>>>
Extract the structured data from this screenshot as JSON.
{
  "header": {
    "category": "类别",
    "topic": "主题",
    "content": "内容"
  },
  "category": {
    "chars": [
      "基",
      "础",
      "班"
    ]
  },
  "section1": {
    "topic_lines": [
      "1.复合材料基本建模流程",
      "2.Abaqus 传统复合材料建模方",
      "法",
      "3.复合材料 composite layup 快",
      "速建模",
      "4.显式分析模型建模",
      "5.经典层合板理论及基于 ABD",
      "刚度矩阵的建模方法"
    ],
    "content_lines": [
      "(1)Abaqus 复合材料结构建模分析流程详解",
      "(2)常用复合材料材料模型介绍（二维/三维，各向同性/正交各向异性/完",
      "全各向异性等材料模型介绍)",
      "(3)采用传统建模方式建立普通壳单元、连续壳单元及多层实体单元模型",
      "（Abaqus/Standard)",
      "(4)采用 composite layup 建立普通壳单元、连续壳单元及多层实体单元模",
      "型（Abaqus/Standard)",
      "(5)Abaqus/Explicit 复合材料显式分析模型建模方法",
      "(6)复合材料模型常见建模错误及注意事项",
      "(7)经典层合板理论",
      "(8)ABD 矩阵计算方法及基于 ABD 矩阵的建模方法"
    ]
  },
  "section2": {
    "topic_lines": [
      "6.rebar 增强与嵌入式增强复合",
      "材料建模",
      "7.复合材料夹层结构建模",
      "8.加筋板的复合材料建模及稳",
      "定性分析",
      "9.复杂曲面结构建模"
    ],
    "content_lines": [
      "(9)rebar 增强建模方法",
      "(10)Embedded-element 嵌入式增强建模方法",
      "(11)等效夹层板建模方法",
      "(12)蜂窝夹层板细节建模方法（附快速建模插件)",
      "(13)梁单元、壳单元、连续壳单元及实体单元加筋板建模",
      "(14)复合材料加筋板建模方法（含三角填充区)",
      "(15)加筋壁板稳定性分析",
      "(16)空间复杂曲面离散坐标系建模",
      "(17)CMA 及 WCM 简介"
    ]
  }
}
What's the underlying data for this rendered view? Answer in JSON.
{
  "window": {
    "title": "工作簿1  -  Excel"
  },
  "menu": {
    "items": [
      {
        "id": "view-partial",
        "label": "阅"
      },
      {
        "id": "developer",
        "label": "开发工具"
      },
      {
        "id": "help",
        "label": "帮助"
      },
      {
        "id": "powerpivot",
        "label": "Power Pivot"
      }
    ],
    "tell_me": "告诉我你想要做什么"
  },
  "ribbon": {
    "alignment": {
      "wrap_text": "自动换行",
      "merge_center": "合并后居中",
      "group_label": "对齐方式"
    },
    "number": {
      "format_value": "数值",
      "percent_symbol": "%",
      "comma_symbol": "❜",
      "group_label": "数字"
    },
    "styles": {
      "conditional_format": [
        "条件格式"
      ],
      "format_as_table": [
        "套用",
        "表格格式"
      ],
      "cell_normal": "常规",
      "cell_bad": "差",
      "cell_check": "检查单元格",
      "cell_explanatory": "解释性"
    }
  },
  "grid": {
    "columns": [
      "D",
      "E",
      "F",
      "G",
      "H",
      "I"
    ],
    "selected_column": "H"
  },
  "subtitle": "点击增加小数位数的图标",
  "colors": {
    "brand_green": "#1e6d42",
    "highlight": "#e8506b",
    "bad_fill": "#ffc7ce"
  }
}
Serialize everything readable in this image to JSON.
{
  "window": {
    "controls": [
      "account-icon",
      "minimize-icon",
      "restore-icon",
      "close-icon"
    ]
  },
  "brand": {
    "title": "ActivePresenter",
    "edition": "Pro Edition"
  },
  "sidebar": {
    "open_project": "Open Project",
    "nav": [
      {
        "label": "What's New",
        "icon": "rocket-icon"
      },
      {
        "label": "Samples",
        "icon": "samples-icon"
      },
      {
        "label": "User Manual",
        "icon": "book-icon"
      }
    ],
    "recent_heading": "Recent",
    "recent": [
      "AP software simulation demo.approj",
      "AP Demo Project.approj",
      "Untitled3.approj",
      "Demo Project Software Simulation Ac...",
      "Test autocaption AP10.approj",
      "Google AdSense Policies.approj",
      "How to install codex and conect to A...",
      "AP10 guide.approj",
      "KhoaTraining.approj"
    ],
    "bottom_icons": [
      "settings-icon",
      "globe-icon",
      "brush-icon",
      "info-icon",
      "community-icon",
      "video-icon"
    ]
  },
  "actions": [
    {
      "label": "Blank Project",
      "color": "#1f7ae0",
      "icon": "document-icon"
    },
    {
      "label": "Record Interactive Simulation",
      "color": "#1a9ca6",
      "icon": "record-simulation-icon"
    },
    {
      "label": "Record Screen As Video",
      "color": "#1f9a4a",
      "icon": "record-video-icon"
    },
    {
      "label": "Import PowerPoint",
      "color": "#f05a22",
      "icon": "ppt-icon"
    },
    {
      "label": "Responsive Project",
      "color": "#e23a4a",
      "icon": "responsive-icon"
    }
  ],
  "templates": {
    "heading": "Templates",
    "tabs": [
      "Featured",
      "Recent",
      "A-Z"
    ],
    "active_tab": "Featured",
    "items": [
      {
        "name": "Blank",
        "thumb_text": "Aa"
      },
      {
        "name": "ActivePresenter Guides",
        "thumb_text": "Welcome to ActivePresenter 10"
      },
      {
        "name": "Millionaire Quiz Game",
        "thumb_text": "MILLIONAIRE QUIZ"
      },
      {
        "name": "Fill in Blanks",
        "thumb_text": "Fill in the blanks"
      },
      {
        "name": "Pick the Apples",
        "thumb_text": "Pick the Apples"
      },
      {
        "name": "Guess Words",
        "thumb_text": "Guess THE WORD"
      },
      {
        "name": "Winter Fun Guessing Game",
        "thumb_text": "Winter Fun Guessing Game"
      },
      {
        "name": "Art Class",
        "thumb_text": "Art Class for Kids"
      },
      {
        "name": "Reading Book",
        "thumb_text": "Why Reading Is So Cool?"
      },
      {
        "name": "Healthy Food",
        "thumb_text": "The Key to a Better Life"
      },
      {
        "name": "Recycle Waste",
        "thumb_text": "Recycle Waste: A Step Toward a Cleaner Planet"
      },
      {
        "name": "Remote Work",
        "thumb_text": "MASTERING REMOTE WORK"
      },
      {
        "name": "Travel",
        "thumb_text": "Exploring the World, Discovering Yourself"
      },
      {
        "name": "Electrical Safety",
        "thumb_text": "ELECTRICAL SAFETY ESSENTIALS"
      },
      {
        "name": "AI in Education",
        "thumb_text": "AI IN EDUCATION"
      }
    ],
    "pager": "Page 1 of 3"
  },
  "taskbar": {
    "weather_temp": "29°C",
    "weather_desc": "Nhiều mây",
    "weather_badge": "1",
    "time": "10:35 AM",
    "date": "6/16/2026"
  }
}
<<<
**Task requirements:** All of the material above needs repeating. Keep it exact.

**Answer space:**
Extract the structured data from this screenshot as JSON.
{
  "header": {
    "category": "类别",
    "topic": "主题",
    "content": "内容"
  },
  "category": {
    "chars": [
      "基",
      "础",
      "班"
    ]
  },
  "section1": {
    "topic_lines": [
      "1.复合材料基本建模流程",
      "2.Abaqus 传统复合材料建模方",
      "法",
      "3.复合材料 composite layup 快",
      "速建模",
      "4.显式分析模型建模",
      "5.经典层合板理论及基于 ABD",
      "刚度矩阵的建模方法"
    ],
    "content_lines": [
      "(1)Abaqus 复合材料结构建模分析流程详解",
      "(2)常用复合材料材料模型介绍（二维/三维，各向同性/正交各向异性/完",
      "全各向异性等材料模型介绍)",
      "(3)采用传统建模方式建立普通壳单元、连续壳单元及多层实体单元模型",
      "（Abaqus/Standard)",
      "(4)采用 composite layup 建立普通壳单元、连续壳单元及多层实体单元模",
      "型（Abaqus/Standard)",
      "(5)Abaqus/Explicit 复合材料显式分析模型建模方法",
      "(6)复合材料模型常见建模错误及注意事项",
      "(7)经典层合板理论",
      "(8)ABD 矩阵计算方法及基于 ABD 矩阵的建模方法"
    ]
  },
  "section2": {
    "topic_lines": [
      "6.rebar 增强与嵌入式增强复合",
      "材料建模",
      "7.复合材料夹层结构建模",
      "8.加筋板的复合材料建模及稳",
      "定性分析",
      "9.复杂曲面结构建模"
    ],
    "content_lines": [
      "(9)rebar 增强建模方法",
      "(10)Embedded-element 嵌入式增强建模方法",
      "(11)等效夹层板建模方法",
      "(12)蜂窝夹层板细节建模方法（附快速建模插件)",
      "(13)梁单元、壳单元、连续壳单元及实体单元加筋板建模",
      "(14)复合材料加筋板建模方法（含三角填充区)",
      "(15)加筋壁板稳定性分析",
      "(16)空间复杂曲面离散坐标系建模",
      "(17)CMA 及 WCM 简介"
    ]
  }
}
What's the underlying data for this rendered view? Answer in JSON.
{
  "window": {
    "title": "工作簿1  -  Excel"
  },
  "menu": {
    "items": [
      {
        "id": "view-partial",
        "label": "阅"
      },
      {
        "id": "developer",
        "label": "开发工具"
      },
      {
        "id": "help",
        "label": "帮助"
      },
      {
        "id": "powerpivot",
        "label": "Power Pivot"
      }
    ],
    "tell_me": "告诉我你想要做什么"
  },
  "ribbon": {
    "alignment": {
      "wrap_text": "自动换行",
      "merge_center": "合并后居中",
      "group_label": "对齐方式"
    },
    "number": {
      "format_value": "数值",
      "percent_symbol": "%",
      "comma_symbol": "❜",
      "group_label": "数字"
    },
    "styles": {
      "conditional_format": [
        "条件格式"
      ],
      "format_as_table": [
        "套用",
        "表格格式"
      ],
      "cell_normal": "常规",
      "cell_bad": "差",
      "cell_check": "检查单元格",
      "cell_explanatory": "解释性"
    }
  },
  "grid": {
    "columns": [
      "D",
      "E",
      "F",
      "G",
      "H",
      "I"
    ],
    "selected_column": "H"
  },
  "subtitle": "点击增加小数位数的图标",
  "colors": {
    "brand_green": "#1e6d42",
    "highlight": "#e8506b",
    "bad_fill": "#ffc7ce"
  }
}
Serialize everything readable in this image to JSON.
{
  "window": {
    "controls": [
      "account-icon",
      "minimize-icon",
      "restore-icon",
      "close-icon"
    ]
  },
  "brand": {
    "title": "ActivePresenter",
    "edition": "Pro Edition"
  },
  "sidebar": {
    "open_project": "Open Project",
    "nav": [
      {
        "label": "What's New",
        "icon": "rocket-icon"
      },
      {
        "label": "Samples",
        "icon": "samples-icon"
      },
      {
        "label": "User Manual",
        "icon": "book-icon"
      }
    ],
    "recent_heading": "Recent",
    "recent": [
      "AP software simulation demo.approj",
      "AP Demo Project.approj",
      "Untitled3.approj",
      "Demo Project Software Simulation Ac...",
      "Test autocaption AP10.approj",
      "Google AdSense Policies.approj",
      "How to install codex and conect to A...",
      "AP10 guide.approj",
      "KhoaTraining.approj"
    ],
    "bottom_icons": [
      "settings-icon",
      "globe-icon",
      "brush-icon",
      "info-icon",
      "community-icon",
      "video-icon"
    ]
  },
  "actions": [
    {
      "label": "Blank Project",
      "color": "#1f7ae0",
      "icon": "document-icon"
    },
    {
      "label": "Record Interactive Simulation",
      "color": "#1a9ca6",
      "icon": "record-simulation-icon"
    },
    {
      "label": "Record Screen As Video",
      "color": "#1f9a4a",
      "icon": "record-video-icon"
    },
    {
      "label": "Import PowerPoint",
      "color": "#f05a22",
      "icon": "ppt-icon"
    },
    {
      "label": "Responsive Project",
      "color": "#e23a4a",
      "icon": "responsive-icon"
    }
  ],
  "templates": {
    "heading": "Templates",
    "tabs": [
      "Featured",
      "Recent",
      "A-Z"
    ],
    "active_tab": "Featured",
    "items": [
      {
        "name": "Blank",
        "thumb_text": "Aa"
      },
      {
        "name": "ActivePresenter Guides",
        "thumb_text": "Welcome to ActivePresenter 10"
      },
      {
        "name": "Millionaire Quiz Game",
        "thumb_text": "MILLIONAIRE QUIZ"
      },
      {
        "name": "Fill in Blanks",
        "thumb_text": "Fill in the blanks"
      },
      {
        "name": "Pick the Apples",
        "thumb_text": "Pick the Apples"
      },
      {
        "name": "Guess Words",
        "thumb_text": "Guess THE WORD"
      },
      {
        "name": "Winter Fun Guessing Game",
        "thumb_text": "Winter Fun Guessing Game"
      },
      {
        "name": "Art Class",
        "thumb_text": "Art Class for Kids"
      },
      {
        "name": "Reading Book",
        "thumb_text": "Why Reading Is So Cool?"
      },
      {
        "name": "Healthy Food",
        "thumb_text": "The Key to a Better Life"
      },
      {
        "name": "Recycle Waste",
        "thumb_text": "Recycle Waste: A Step Toward a Cleaner Planet"
      },
      {
        "name": "Remote Work",
        "thumb_text": "MASTERING REMOTE WORK"
      },
      {
        "name": "Travel",
        "thumb_text": "Exploring the World, Discovering Yourself"
      },
      {
        "name": "Electrical Safety",
        "thumb_text": "ELECTRICAL SAFETY ESSENTIALS"
      },
      {
        "name": "AI in Education",
        "thumb_text": "AI IN EDUCATION"
      }
    ],
    "pager": "Page 1 of 3"
  },
  "taskbar": {
    "weather_temp": "29°C",
    "weather_desc": "Nhiều mây",
    "weather_badge": "1",
    "time": "10:35 AM",
    "date": "6/16/2026"
  }
}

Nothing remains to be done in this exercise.